| Brief |
Every line in the records below that holds the word "JSON" is to be copied.
(Provided material begins)
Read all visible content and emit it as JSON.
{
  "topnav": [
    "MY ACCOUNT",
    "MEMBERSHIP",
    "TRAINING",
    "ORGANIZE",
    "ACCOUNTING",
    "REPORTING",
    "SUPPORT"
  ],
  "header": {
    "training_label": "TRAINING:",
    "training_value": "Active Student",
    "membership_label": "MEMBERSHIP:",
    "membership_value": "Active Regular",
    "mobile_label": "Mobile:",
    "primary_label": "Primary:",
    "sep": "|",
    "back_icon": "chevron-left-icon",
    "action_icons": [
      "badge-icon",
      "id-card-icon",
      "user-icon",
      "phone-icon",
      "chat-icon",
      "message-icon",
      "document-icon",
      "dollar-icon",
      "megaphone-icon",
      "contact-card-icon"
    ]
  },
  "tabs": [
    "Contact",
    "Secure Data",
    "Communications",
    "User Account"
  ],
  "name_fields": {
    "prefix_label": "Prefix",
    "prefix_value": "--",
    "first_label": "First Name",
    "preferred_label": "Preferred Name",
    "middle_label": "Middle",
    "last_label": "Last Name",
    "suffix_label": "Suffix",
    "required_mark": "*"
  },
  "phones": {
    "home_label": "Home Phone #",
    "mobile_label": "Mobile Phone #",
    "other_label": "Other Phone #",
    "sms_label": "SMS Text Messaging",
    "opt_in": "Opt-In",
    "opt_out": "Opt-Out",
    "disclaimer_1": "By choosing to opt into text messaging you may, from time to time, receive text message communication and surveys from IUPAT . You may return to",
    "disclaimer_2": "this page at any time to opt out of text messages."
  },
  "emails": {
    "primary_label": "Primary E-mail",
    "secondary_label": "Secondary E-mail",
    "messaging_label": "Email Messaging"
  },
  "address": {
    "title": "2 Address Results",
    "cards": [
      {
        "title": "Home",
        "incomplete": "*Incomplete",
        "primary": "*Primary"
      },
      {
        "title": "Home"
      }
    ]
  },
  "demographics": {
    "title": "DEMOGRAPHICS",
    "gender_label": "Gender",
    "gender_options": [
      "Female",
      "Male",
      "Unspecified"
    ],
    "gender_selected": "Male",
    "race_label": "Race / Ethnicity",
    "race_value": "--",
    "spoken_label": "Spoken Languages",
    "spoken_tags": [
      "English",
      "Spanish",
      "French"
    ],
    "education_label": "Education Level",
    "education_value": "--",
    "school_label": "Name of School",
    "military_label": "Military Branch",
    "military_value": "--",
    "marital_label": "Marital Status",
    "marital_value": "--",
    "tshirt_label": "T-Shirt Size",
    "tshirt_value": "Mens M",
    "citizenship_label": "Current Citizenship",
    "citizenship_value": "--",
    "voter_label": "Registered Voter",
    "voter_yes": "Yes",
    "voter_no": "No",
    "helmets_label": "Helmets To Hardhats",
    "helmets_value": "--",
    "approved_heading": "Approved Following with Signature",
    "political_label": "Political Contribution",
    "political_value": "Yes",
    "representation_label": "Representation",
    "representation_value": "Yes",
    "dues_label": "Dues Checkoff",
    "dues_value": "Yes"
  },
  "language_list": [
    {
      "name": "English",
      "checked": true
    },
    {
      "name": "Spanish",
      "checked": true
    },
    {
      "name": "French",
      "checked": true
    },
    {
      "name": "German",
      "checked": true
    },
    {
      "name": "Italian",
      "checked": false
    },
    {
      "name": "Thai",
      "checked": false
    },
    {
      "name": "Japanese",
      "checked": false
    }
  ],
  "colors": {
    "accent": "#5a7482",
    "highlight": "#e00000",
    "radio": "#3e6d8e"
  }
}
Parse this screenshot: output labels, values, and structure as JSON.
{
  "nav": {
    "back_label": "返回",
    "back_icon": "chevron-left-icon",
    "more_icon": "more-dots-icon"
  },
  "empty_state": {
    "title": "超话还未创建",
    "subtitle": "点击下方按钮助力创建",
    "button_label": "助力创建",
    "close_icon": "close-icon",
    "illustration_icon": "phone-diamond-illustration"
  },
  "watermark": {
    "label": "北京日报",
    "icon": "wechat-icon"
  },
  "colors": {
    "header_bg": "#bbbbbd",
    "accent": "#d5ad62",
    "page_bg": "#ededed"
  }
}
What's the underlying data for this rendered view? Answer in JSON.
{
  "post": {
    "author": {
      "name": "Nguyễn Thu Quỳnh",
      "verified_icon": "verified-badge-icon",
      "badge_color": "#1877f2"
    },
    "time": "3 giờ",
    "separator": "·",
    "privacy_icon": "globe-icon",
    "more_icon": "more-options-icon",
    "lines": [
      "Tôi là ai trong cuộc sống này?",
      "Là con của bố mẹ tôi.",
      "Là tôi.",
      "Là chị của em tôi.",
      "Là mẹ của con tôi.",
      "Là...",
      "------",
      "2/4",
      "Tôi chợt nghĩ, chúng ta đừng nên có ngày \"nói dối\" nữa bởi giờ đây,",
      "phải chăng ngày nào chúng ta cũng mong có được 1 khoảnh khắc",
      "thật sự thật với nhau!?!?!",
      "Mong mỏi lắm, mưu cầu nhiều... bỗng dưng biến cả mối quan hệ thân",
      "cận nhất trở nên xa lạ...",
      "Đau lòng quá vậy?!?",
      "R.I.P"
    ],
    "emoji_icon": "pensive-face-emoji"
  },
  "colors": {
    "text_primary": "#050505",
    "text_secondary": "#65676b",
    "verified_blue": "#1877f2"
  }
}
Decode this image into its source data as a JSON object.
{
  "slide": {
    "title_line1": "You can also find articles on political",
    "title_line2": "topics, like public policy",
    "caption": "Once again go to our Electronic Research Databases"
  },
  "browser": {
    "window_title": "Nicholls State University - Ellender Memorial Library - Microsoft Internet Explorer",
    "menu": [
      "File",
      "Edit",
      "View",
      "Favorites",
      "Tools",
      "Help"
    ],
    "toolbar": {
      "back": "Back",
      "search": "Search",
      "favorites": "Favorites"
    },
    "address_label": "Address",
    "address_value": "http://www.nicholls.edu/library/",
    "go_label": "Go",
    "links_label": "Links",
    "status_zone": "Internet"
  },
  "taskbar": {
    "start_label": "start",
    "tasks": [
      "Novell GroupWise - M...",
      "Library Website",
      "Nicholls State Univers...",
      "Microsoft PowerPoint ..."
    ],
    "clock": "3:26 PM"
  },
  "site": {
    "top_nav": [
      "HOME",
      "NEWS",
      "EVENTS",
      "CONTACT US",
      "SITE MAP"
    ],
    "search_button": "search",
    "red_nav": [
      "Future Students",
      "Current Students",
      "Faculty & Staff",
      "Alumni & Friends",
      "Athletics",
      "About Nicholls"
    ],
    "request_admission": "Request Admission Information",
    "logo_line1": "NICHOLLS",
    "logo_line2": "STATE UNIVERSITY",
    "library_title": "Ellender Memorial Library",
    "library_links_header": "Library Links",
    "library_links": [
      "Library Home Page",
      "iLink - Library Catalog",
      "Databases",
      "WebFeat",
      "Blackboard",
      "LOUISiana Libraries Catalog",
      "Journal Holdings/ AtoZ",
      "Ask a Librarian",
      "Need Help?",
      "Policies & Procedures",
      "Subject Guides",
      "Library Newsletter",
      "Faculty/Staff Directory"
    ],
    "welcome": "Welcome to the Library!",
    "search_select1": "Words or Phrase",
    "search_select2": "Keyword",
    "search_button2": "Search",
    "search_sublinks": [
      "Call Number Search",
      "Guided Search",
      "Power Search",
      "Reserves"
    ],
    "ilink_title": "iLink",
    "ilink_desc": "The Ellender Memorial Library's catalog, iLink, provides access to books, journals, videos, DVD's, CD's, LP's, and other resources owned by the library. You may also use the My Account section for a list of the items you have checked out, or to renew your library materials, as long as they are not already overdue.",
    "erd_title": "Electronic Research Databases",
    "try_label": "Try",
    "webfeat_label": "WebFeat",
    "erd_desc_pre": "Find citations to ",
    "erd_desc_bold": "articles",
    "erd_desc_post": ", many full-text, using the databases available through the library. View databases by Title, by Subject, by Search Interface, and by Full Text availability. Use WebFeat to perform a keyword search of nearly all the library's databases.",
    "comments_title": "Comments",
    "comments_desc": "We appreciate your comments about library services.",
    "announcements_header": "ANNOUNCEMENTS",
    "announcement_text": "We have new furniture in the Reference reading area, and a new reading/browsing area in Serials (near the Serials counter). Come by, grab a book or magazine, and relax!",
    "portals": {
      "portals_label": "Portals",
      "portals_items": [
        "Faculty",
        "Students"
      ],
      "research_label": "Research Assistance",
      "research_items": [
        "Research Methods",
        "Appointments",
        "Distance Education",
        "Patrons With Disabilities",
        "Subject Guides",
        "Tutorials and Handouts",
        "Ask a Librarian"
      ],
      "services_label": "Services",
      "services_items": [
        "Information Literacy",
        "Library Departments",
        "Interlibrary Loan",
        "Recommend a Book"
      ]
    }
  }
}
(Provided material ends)
| Solved problem |
Read all visible content and emit it as JSON.
Parse this screenshot: output labels, values, and structure as JSON.
What's the underlying data for this rendered view? Answer in JSON.
Decode this image into its source data as a JSON object.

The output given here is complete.